──────── INPUT FOR THIS TASK ────────

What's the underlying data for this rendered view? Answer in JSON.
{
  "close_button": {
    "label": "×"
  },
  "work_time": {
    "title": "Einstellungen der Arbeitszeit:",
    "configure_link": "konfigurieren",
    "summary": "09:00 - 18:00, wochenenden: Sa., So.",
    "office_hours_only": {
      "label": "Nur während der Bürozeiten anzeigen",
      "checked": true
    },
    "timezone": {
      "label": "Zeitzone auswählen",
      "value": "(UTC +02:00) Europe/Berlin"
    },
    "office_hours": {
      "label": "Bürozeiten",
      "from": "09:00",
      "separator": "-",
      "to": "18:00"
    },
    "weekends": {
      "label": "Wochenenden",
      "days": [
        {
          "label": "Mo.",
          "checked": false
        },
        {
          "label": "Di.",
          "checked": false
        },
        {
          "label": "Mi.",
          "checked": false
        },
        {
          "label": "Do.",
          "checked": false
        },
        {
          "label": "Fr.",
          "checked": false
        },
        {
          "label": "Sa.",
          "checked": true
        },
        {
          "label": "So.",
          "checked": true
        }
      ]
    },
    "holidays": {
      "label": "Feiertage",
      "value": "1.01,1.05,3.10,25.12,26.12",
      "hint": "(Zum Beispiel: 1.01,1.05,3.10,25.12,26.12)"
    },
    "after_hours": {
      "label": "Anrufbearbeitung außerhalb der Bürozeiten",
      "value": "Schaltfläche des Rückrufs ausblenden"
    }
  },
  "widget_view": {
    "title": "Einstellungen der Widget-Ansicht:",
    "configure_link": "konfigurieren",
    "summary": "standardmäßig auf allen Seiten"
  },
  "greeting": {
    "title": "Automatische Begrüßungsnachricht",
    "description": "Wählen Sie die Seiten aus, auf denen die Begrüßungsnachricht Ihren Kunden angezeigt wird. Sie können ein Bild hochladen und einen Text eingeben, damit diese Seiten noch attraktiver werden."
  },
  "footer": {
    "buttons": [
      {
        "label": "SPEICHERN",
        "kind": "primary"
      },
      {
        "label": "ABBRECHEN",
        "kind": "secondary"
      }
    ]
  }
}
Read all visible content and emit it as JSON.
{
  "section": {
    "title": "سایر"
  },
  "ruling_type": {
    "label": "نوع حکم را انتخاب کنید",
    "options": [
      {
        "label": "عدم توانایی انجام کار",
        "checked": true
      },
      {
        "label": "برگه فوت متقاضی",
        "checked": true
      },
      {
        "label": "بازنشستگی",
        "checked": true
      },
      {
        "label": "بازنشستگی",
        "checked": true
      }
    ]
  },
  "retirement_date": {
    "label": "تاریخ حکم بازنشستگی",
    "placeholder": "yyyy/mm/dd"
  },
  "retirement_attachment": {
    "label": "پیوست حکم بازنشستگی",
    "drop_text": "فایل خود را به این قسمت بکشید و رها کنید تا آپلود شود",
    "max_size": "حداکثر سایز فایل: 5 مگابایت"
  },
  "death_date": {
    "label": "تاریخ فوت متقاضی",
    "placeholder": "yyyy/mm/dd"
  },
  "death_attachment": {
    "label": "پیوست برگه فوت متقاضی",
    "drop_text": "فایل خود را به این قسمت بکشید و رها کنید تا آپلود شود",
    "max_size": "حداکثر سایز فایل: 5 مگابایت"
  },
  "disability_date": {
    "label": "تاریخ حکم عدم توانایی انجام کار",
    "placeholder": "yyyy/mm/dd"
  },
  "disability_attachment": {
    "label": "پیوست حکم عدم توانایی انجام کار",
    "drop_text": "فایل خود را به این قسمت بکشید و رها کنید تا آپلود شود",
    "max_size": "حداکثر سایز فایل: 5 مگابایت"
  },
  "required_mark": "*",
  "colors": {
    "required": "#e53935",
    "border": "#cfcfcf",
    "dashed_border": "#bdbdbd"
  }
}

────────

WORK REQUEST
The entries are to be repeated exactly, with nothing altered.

EXERCISE OUTPUT
What's the underlying data for this rendered view? Answer in JSON.
{
  "close_button": {
    "label": "×"
  },
  "work_time": {
    "title": "Einstellungen der Arbeitszeit:",
    "configure_link": "konfigurieren",
    "summary": "09:00 - 18:00, wochenenden: Sa., So.",
    "office_hours_only": {
      "label": "Nur während der Bürozeiten anzeigen",
      "checked": true
    },
    "timezone": {
      "label": "Zeitzone auswählen",
      "value": "(UTC +02:00) Europe/Berlin"
    },
    "office_hours": {
      "label": "Bürozeiten",
      "from": "09:00",
      "separator": "-",
      "to": "18:00"
    },
    "weekends": {
      "label": "Wochenenden",
      "days": [
        {
          "label": "Mo.",
          "checked": false
        },
        {
          "label": "Di.",
          "checked": false
        },
        {
          "label": "Mi.",
          "checked": false
        },
        {
          "label": "Do.",
          "checked": false
        },
        {
          "label": "Fr.",
          "checked": false
        },
        {
          "label": "Sa.",
          "checked": true
        },
        {
          "label": "So.",
          "checked": true
        }
      ]
    },
    "holidays": {
      "label": "Feiertage",
      "value": "1.01,1.05,3.10,25.12,26.12",
      "hint": "(Zum Beispiel: 1.01,1.05,3.10,25.12,26.12)"
    },
    "after_hours": {
      "label": "Anrufbearbeitung außerhalb der Bürozeiten",
      "value": "Schaltfläche des Rückrufs ausblenden"
    }
  },
  "widget_view": {
    "title": "Einstellungen der Widget-Ansicht:",
    "configure_link": "konfigurieren",
    "summary": "standardmäßig auf allen Seiten"
  },
  "greeting": {
    "title": "Automatische Begrüßungsnachricht",
    "description": "Wählen Sie die Seiten aus, auf denen die Begrüßungsnachricht Ihren Kunden angezeigt wird. Sie können ein Bild hochladen und einen Text eingeben, damit diese Seiten noch attraktiver werden."
  },
  "footer": {
    "buttons": [
      {
        "label": "SPEICHERN",
        "kind": "primary"
      },
      {
        "label": "ABBRECHEN",
        "kind": "secondary"
      }
    ]
  }
}
Read all visible content and emit it as JSON.
{
  "section": {
    "title": "سایر"
  },
  "ruling_type": {
    "label": "نوع حکم را انتخاب کنید",
    "options": [
      {
        "label": "عدم توانایی انجام کار",
        "checked": true
      },
      {
        "label": "برگه فوت متقاضی",
        "checked": true
      },
      {
        "label": "بازنشستگی",
        "checked": true
      },
      {
        "label": "بازنشستگی",
        "checked": true
      }
    ]
  },
  "retirement_date": {
    "label": "تاریخ حکم بازنشستگی",
    "placeholder": "yyyy/mm/dd"
  },
  "retirement_attachment": {
    "label": "پیوست حکم بازنشستگی",
    "drop_text": "فایل خود را به این قسمت بکشید و رها کنید تا آپلود شود",
    "max_size": "حداکثر سایز فایل: 5 مگابایت"
  },
  "death_date": {
    "label": "تاریخ فوت متقاضی",
    "placeholder": "yyyy/mm/dd"
  },
  "death_attachment": {
    "label": "پیوست برگه فوت متقاضی",
    "drop_text": "فایل خود را به این قسمت بکشید و رها کنید تا آپلود شود",
    "max_size": "حداکثر سایز فایل: 5 مگابایت"
  },
  "disability_date": {
    "label": "تاریخ حکم عدم توانایی انجام کار",
    "placeholder": "yyyy/mm/dd"
  },
  "disability_attachment": {
    "label": "پیوست حکم عدم توانایی انجام کار",
    "drop_text": "فایل خود را به این قسمت بکشید و رها کنید تا آپلود شود",
    "max_size": "حداکثر سایز فایل: 5 مگابایت"
  },
  "required_mark": "*",
  "colors": {
    "required": "#e53935",
    "border": "#cfcfcf",
    "dashed_border": "#bdbdbd"
  }
}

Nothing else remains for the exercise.